*WORK ITEM:*
All records shown below should be given again, character for character.

Dataset rows describing interfaces
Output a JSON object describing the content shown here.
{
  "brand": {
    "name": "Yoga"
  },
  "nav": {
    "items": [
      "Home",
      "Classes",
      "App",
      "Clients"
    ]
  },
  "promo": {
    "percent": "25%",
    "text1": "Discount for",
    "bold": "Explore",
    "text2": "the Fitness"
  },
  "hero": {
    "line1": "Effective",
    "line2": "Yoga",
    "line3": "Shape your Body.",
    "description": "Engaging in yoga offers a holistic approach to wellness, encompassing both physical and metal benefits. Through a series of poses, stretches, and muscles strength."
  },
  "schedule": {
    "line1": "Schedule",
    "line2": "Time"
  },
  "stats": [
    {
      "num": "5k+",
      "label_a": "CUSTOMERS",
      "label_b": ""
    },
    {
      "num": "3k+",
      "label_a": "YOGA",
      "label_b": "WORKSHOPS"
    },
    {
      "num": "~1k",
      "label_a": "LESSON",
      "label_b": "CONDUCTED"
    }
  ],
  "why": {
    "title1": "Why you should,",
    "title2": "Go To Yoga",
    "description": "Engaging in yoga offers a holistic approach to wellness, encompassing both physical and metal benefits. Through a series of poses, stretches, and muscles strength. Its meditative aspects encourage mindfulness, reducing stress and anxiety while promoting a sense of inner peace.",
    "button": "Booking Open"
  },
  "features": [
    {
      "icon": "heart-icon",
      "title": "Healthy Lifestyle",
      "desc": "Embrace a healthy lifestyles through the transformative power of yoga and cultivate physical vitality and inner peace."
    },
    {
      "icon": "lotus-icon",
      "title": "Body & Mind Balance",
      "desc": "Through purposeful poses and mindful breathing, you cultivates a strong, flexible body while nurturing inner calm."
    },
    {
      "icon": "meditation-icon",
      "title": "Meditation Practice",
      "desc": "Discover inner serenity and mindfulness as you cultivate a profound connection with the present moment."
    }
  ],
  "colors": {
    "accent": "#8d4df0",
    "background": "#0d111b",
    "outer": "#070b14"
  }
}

*WRITTEN ANSWER:*
Output a JSON object describing the content shown here.
{
  "brand": {
    "name": "Yoga"
  },
  "nav": {
    "items": [
      "Home",
      "Classes",
      "App",
      "Clients"
    ]
  },
  "promo": {
    "percent": "25%",
    "text1": "Discount for",
    "bold": "Explore",
    "text2": "the Fitness"
  },
  "hero": {
    "line1": "Effective",
    "line2": "Yoga",
    "line3": "Shape your Body.",
    "description": "Engaging in yoga offers a holistic approach to wellness, encompassing both physical and metal benefits. Through a series of poses, stretches, and muscles strength."
  },
  "schedule": {
    "line1": "Schedule",
    "line2": "Time"
  },
  "stats": [
    {
      "num": "5k+",
      "label_a": "CUSTOMERS",
      "label_b": ""
    },
    {
      "num": "3k+",
      "label_a": "YOGA",
      "label_b": "WORKSHOPS"
    },
    {
      "num": "~1k",
      "label_a": "LESSON",
      "label_b": "CONDUCTED"
    }
  ],
  "why": {
    "title1": "Why you should,",
    "title2": "Go To Yoga",
    "description": "Engaging in yoga offers a holistic approach to wellness, encompassing both physical and metal benefits. Through a series of poses, stretches, and muscles strength. Its meditative aspects encourage mindfulness, reducing stress and anxiety while promoting a sense of inner peace.",
    "button": "Booking Open"
  },
  "features": [
    {
      "icon": "heart-icon",
      "title": "Healthy Lifestyle",
      "desc": "Embrace a healthy lifestyles through the transformative power of yoga and cultivate physical vitality and inner peace."
    },
    {
      "icon": "lotus-icon",
      "title": "Body & Mind Balance",
      "desc": "Through purposeful poses and mindful breathing, you cultivates a strong, flexible body while nurturing inner calm."
    },
    {
      "icon": "meditation-icon",
      "title": "Meditation Practice",
      "desc": "Discover inner serenity and mindfulness as you cultivate a profound connection with the present moment."
    }
  ],
  "colors": {
    "accent": "#8d4df0",
    "background": "#0d111b",
    "outer": "#070b14"
  }
}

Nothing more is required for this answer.